ABOUT SENATE RESOLUTION 511:

On April 30, 2008, the Senate unanimously passed Resolution 511 which stated as follows:

"Recognizing that John Sidney McCain, III, is a natural born citizen.

Whereas the Constitution of the United States requires that, to be eligible for the Office of the President, a person must be a "natural born Citizen" of the United States;

Whereas the term "natural born Citizen," as that term appears in Article II, Section 1, is not defined in the Constitution of the United States;

Whereas there is no evidence of the intention of the Framers or any Congress to limit the constitutional rights of children born to Americans serving in the military nor to prevent those children from serving as their country's President;

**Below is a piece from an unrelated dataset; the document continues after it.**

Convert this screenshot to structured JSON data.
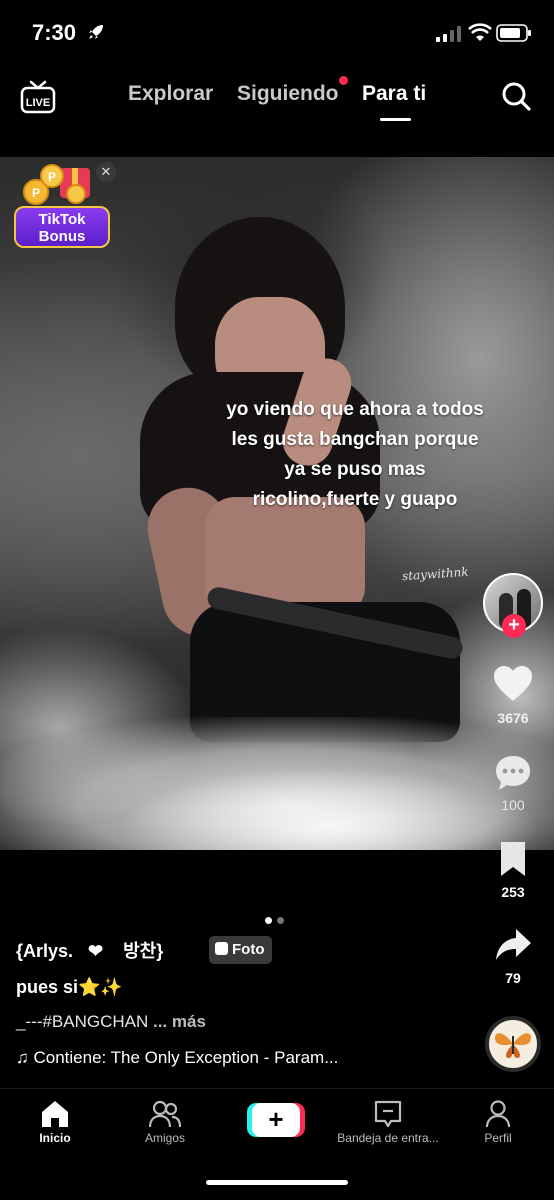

Whereas such limitations would be inconsistent with the purpose and intent of the "natural born Citizen" clause of the Constitution of the United States, as evidenced by the First Congress's own statute defining the term "natural born Citizen";

Whereas the well-being of all citizens of the United States is preserved and enhanced by the men and women who are assigned to serve our country outside of our national borders;

Whereas previous presidential candidates were born outside of the United States of America and were understood to be eligible to be President; and

Whereas John Sidney McCain, III, was born to American citizens on an American military base in the Panama Canal Zone in 1936:

Now, therefore, be it

Some now argue that this Resolution means that in order to be a "natural born citizen," a person must have been born to two U.S. Citizen parents. We find this interpretation of this resolution to be rather tortured, and to ignore key aspects of the resolution. Thus, even if the Resolution had any force of law (which, as a Senate Resolution, it does not, as noted here and here), the Resolution simply does not say what these folks say it says. Let's break it down:

Resolution Text Plain Meaning
Whereas the Constitution of the United States requires that, to be eligible for the Office of the President, a person must be a "natural born Citizen" of the United States;

The Constitution requrires a person to be a "natural born citizen" of the US to be eligible for the Office of President;

Whereas the term "natural born Citizen," as that term appears in Article II, Section 1, is not defined in the Constitution of the United States;

The term "natural born citizen" is not defined in the Constitution;

Whereas there is no evidence of the intention of the Framers or any Congress to limit the constitutional rights of children born to Americans serving in the military nor to prevent those children from serving as their country's President;

There is no evidence that the Framers intended to prevent children born to US citizens serving in the military from serving as President;

Whereas such limitations would be inconsistent with the purpose and intent of the "natural born Citizen" clause of the Constitution of the United States, as evidenced by the First Congress's own statute defining the term "natural born Citizen";

Preventing a child born to US citizens serving in the military from serving as President would be inconsistent with the purpose and intent of the clause, as evidenced by the First Congress' statute defining the term "natural born citizens";

Whereas the well-being of all citizens of the United States is preserved and enhanced by the men and women who are assigned to serve our country outside of our national borders;

The well-being of US citizens is preserved and enhanced by people who serve our military outside the U.S.;

Whereas previous presidential candidates were born outside of the United States of America and were understood to be eligible to be President; and

Prior candidates born outside the U.S. were understood to be eligible to be President; and

Whereas John Sidney McCain, III, was born to American citizens on an American military base in the Panama Canal Zone in 1936:

John McCain was born to US citizens (one who was serving in the military) on an American miltary base outside the US.

Now, therefore, be it Resolved, That John Sidney McCain, III, is a `natural born Citizen' under Article II, Section 1, of the Constitution of the United States. Therefore, because --
  • the Constitution does not define the term "natural born citizen";
  • there is no evidence that the Framers intended to preclude children born to military couples from serving as President and, indeed, such rule would be contrary to the First Congress' understanding of the term;
  • it is good for the country to have people serving in the military outside US borders; .... and
  • John McCain was born to a military couple (both US citizens), serving outside US borders

-- John McCain is eligible to serve as President.